Clinton, Obama and Edwards are in a virtual three-way tie in Iowa, but Thursday's debate gave the other top Democrats -- New Mexico Gov. Bill Richardson and Sens. Joseph R. Biden Jr. (Del.) and Christopher J. Dodd (Conn.) -- an opportunity to make their cases to the state's voters on the same stage.
Biden drew one of the toughest questions when he was asked by moderator Carolyn Washburn, the Register editor, about past gaffes of his that suggested racial and ethnic insensitivity.
Biden responded with an impassioned statement, defending his record and commitment on civil rights issues, and saying his political support in Delaware is built on loyalty from minority voters. "My credentials are as good as anyone who's ever run for president of the United States on civil rights," he said.

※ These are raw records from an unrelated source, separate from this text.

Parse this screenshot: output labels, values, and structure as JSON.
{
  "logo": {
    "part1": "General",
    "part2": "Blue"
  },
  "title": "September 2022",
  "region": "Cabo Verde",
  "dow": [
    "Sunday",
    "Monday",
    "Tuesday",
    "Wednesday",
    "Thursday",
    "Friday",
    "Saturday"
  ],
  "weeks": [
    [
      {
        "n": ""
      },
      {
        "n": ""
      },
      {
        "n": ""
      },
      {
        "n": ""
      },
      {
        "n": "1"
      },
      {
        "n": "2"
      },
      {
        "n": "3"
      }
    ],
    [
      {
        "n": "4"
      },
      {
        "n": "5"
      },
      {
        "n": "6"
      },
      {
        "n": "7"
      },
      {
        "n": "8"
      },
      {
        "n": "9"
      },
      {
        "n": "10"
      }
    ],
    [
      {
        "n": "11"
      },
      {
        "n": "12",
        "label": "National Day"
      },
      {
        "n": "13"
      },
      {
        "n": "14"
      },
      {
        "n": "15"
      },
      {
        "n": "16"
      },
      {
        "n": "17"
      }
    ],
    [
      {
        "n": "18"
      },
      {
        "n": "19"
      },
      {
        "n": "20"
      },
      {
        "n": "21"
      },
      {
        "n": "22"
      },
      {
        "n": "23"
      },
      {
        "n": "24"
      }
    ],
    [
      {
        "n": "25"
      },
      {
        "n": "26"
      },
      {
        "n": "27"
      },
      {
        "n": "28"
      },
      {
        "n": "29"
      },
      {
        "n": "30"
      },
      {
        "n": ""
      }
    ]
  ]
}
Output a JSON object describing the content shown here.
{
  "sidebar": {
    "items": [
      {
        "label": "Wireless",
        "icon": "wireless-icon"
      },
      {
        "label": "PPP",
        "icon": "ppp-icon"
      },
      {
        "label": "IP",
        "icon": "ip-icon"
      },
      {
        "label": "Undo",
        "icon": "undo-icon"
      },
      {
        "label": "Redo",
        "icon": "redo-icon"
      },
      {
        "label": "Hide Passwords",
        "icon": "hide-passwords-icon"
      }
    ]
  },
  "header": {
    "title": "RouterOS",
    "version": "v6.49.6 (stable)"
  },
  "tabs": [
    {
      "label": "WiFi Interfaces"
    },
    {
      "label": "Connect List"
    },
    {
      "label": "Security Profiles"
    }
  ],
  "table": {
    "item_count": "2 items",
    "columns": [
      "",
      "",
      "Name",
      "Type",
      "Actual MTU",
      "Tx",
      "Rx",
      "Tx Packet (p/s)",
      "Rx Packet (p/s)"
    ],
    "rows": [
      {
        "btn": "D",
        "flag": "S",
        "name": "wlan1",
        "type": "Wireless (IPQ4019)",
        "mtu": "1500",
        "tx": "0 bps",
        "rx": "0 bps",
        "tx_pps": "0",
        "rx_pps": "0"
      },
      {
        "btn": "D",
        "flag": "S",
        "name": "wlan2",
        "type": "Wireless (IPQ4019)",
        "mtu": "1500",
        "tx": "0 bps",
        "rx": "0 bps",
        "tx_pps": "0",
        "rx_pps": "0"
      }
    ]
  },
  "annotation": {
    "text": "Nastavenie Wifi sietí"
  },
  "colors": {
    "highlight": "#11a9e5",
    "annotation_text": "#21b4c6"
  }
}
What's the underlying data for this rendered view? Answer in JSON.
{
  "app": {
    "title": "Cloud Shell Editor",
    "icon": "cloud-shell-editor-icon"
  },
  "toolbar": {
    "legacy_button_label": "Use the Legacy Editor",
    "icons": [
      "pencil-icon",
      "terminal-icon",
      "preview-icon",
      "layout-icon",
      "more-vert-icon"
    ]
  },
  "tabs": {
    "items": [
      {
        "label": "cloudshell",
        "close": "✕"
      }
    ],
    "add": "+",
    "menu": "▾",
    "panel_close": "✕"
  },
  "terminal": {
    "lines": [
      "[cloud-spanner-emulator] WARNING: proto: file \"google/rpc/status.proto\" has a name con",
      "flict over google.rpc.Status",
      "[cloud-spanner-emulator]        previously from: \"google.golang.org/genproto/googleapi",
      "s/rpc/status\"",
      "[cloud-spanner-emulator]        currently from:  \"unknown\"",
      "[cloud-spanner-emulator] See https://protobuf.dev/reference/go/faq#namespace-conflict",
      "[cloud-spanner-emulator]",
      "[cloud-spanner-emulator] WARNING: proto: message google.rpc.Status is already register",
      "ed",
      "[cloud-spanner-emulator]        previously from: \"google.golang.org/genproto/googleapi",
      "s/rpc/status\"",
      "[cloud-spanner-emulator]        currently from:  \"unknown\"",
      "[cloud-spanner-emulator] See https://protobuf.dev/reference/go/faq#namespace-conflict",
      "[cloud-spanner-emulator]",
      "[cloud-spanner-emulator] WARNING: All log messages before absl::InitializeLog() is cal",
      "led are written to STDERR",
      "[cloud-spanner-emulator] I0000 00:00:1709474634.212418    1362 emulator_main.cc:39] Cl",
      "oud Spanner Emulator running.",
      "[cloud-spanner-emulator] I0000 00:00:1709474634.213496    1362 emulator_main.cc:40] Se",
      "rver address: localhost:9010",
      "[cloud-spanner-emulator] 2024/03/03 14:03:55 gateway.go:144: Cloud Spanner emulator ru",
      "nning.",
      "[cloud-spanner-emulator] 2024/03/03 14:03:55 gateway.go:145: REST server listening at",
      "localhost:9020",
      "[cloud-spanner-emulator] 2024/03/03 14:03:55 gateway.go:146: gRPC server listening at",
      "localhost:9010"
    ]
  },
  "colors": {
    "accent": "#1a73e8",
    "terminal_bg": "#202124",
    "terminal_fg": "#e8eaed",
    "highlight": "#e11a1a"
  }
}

Obama, who was the subject of one of Biden's gaffes early in the campaign, immediately joined the conversation to defend his Senate colleague and rival. "I have absolutely no doubt about what is in his heart and the commitment that he has made with respect to racial equality in this country," he said.
Dodd, who has struggled along with Biden and Richardson to win more attention, used a moment in the debate to appeal to Iowans not to be swayed by big money or the media. "This isn't about wealth or celebrity," he said. "It's about choosing the best candidate who can win and who will lead our country."
Among the softer questions was the last, in which each candidate was asked to say a few words about the Iowa caucus process. Richardson told Iowans he likes them because they "like underdogs."
"You don't like the national media and the 'smarty-pants' telling you who's going to be the next president," he said.
But the off-camera discussion continued to swirl around Clinton and Obama. Clinton officials said she was personally distressed by the incident and had sought out Obama on the tarmac at Washington's Reagan National Airport before they flew to Iowa for the debate. Though the senators' interactions have been frosty since the start of the campaign nearly a year ago, Clinton wanted, her aides said, to make it clear that she had not approved Shaheen's approach.
Struggling to gain an edge among women in Iowa, Clinton is launching two new advertisements -- one featuring her mother vouching for her, another showing images of her daughter. Chelsea Clinton, 27, joined her mother for the debate, days after making her first appearance on the campaign trail.